As we welcome the latest IT developments of 2024, it’s worth keeping pace with those shaping the future of our data privacy. Changes to the online space could affect the ways our information is stored, accessed, and communicated, creating new challenges for businesses.
Below, we break down the top predictions surrounding data privacy in 2024, and how your organization could best navigate them.
Evolving privacy regulations
According to Gartner, 75% of the global population’s personal data will be protected under new privacy regulations. This is largely thanks to the European Union’s General Data Protection Regulation (GDPR), which provides a set of guidelines and security requirements for protecting the privacy of personal information. This legislation has also significantly influenced other nations to adopt similar frameworks.
Chief information security officers are expected to play a central part in these changes, helping orchestrate the integration of new privacy tools, policies, and practices into the broader organizational framework.
Enhanced privacy solutions
When it comes to new projects or initiatives, businesses are advised to consider privacy matters from the get-go. This is the principle of data protection by design and default, emphasizing how data privacy should be an inherent part of any development process.
To effectively adoptthis principle, companies should implement a data protection impact assessment (DPIA), a systematic process that evaluates the potential impact of a project on individuals’ privacy. By conducting a DPIA, businesses can identify and address privacy risks more proactively while keeping in line with their broader goals.
Addressing privacy risks in AI
Advancements in AI technologies have led to various operational benefits for businesses, including the ability to assess consumer demand, track employee activity, and develop intelligent products.
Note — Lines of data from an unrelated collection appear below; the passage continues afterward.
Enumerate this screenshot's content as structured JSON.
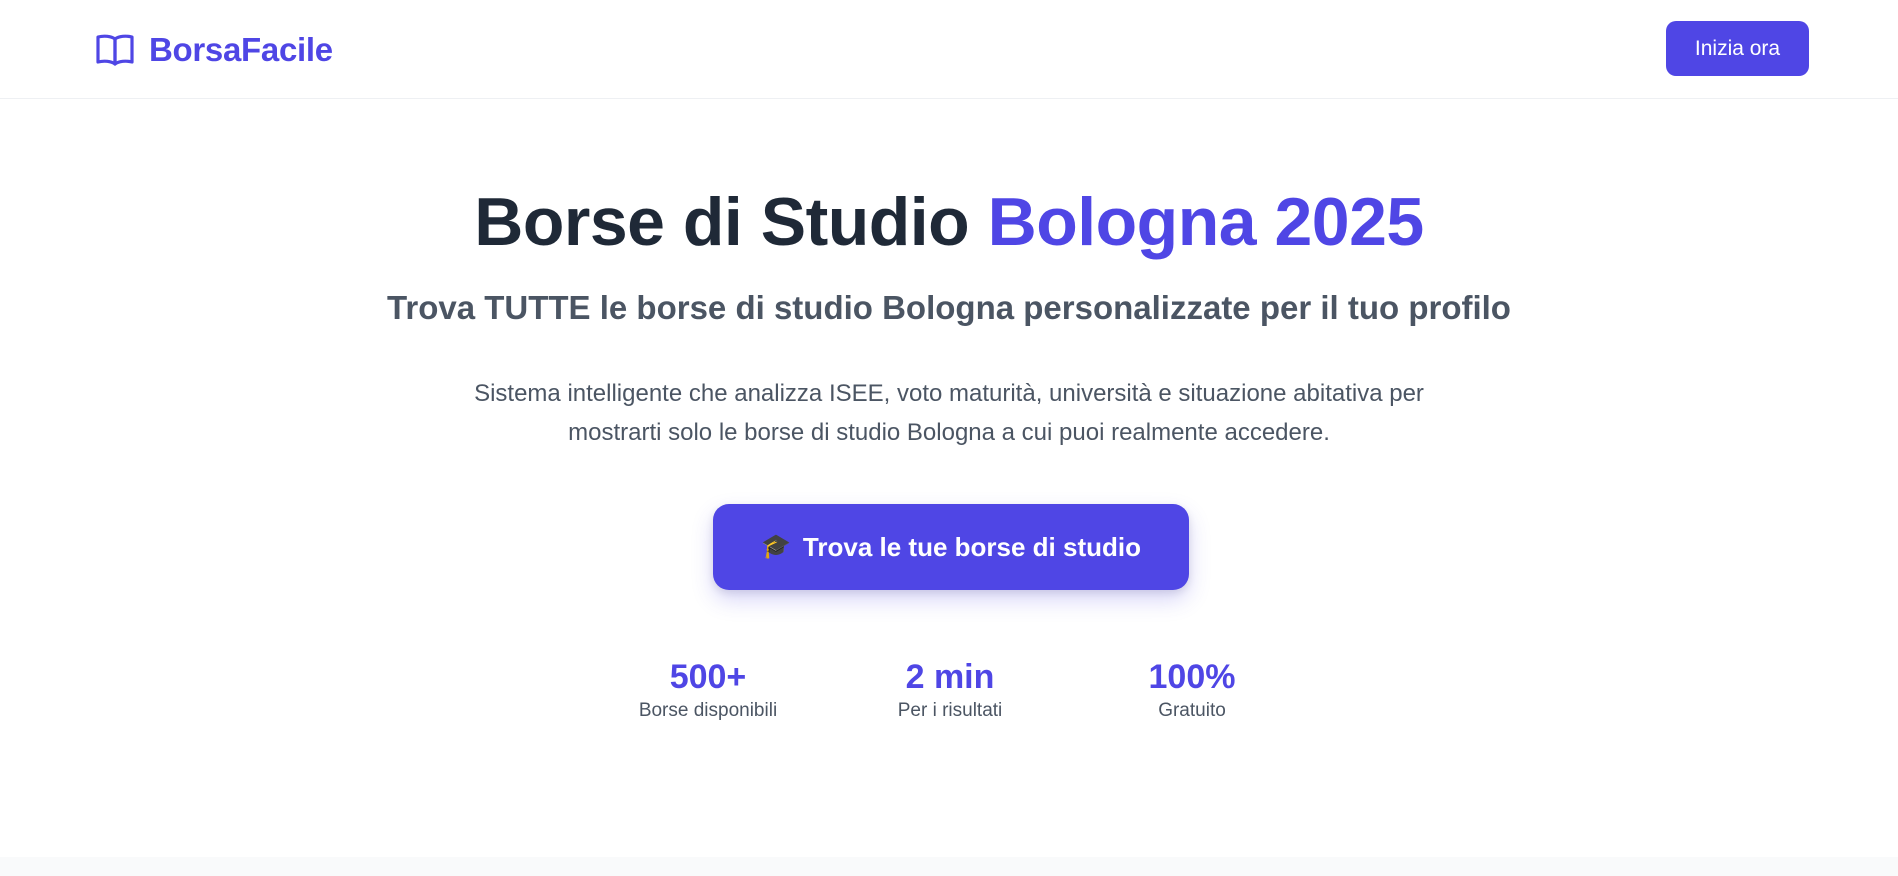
{
  "header": {
    "brand": "BorsaFacile",
    "logo_icon": "open-book-icon",
    "cta_label": "Inizia ora"
  },
  "hero": {
    "title_main": "Borse di Studio ",
    "title_accent": "Bologna 2025",
    "subtitle": "Trova TUTTE le borse di studio Bologna personalizzate per il tuo profilo",
    "description": "Sistema intelligente che analizza ISEE, voto maturità, università e situazione abitativa per mostrarti solo le borse di studio Bologna a cui puoi realmente accedere.",
    "cta_icon": "🎓",
    "cta_label": "Trova le tue borse di studio"
  },
  "stats": [
    {
      "value": "500+",
      "label": "Borse disponibili"
    },
    {
      "value": "2 min",
      "label": "Per i risultati"
    },
    {
      "value": "100%",
      "label": "Gratuito"
    }
  ],
  "colors": {
    "accent": "#4f46e5",
    "heading": "#1f2937",
    "muted": "#4b5563"
  }
}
However, such widespread use could also lead to the potential misuse or leakage of personal data. Organizations should establish comprehensive frameworks to oversee the use of AI, ensuring that privacy considerations are integral to the development and deployment of AI solutions. AI governance programs are recommended to not only mitigate the risk of privacy breaches, but also help workers navigate these regulatory changes effectively.
The GDPR has also underscored the need for transparency in AI use, requiring marketers who use this technology to provide clear and simple explanations for how data is being used. For instance, if AI tools are used in recruitment processes or automated credit assessments, how these tools impact individuals’ personal data and organizations’ decision-making process must be communicated to the public.
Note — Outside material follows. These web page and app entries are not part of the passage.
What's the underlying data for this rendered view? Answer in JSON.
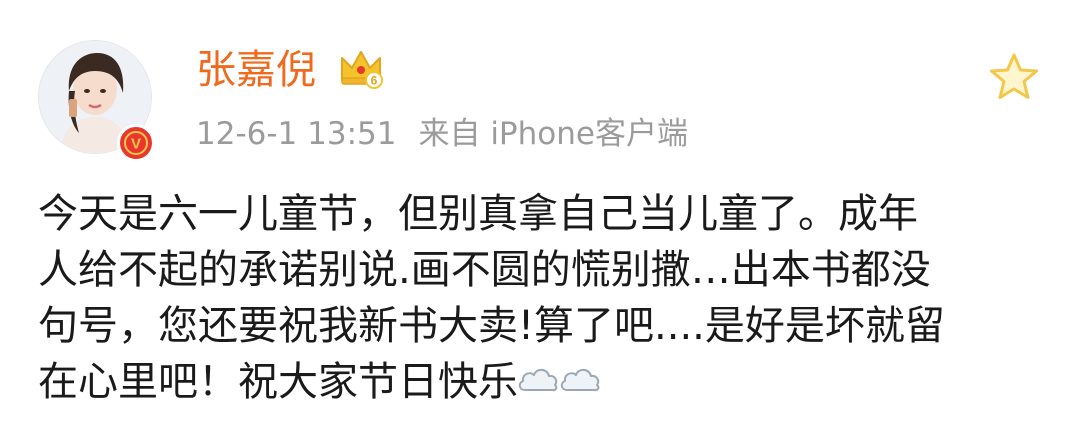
{
  "post": {
    "author_name": "张嘉倪",
    "member_level": "6",
    "timestamp": "12-6-1 13:51",
    "source": "来自 iPhone客户端",
    "content_lines": [
      "今天是六一儿童节，但别真拿自己当儿童了。成年",
      "人给不起的承诺别说.画不圆的慌别撒…出本书都没",
      "句号，您还要祝我新书大卖!算了吧....是好是坏就留",
      "在心里吧！祝大家节日快乐"
    ],
    "verified_badge_letter": "V",
    "emoji": [
      "cloud-icon",
      "cloud-icon"
    ]
  },
  "colors": {
    "username": "#f06a1e",
    "meta_text": "#9b9b9b",
    "body_text": "#1a1a1a",
    "verified_badge": "#e8382e",
    "crown": "#f5c42c",
    "star": "#f2c84b"
  }
}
Data localization as a key priority
Data localization involves storing and processing data within the borders of a country, ensuring that businesses comply with country-specific data privacy laws. At the same time, this practice also protects the data from potential attack sources outside of the region.
However, for organizations pursuing a multicountry business strategy, data localization poses challenges around conflicting privacy regulations. Businesses will have to adopt strategies that balance operational efficiency while also adhering to local privacy requirements. Cloud services may have aided in this, allowing easier access to data across countries, but this has also led to data processing in untrusted online environments, such as the public cloud. Companies will have to reconsider their localization strategies to mitigate any associated risks while still leveraging the benefits of cross-border data transmissions.
Empowering users in data privacy
Finally, there is now a growing demand for transparency in the way organizations handle user data. Users want to know how their information is used and shared, and businesses who provide clear and straightforward explanations about their data practices will build greater trust with their customers in the long term. Centralized privacy user experiences (UX) are becoming a more common practice for business websites and online services. These consolidate security and privacy settings such as cookies, access permissions, passwords, two-factor authentication, and profile information into a single self-service portal. This way, users have the convenient tools for taking control of their data privacy at their fingertips.
Hybrid work has also created new privacy challenges. Organizations are now tasked with monitoring data use in a way that respects individuals’ privacy, especially as more personal data is processed in various locations. Companies are advised to avoid monitoring data whenever possible unless there’s a clear reason to do so, such as gauging employee engagement and job satisfaction.
With data privacy constantly under threat, it’s more important than ever to have the right security measures in place. Our experts at predictiveIT offer comprehensive compliance and risk management solutions to help enhance your data privacy and protection. Improve customer trust and business resilience — inquire with our team today.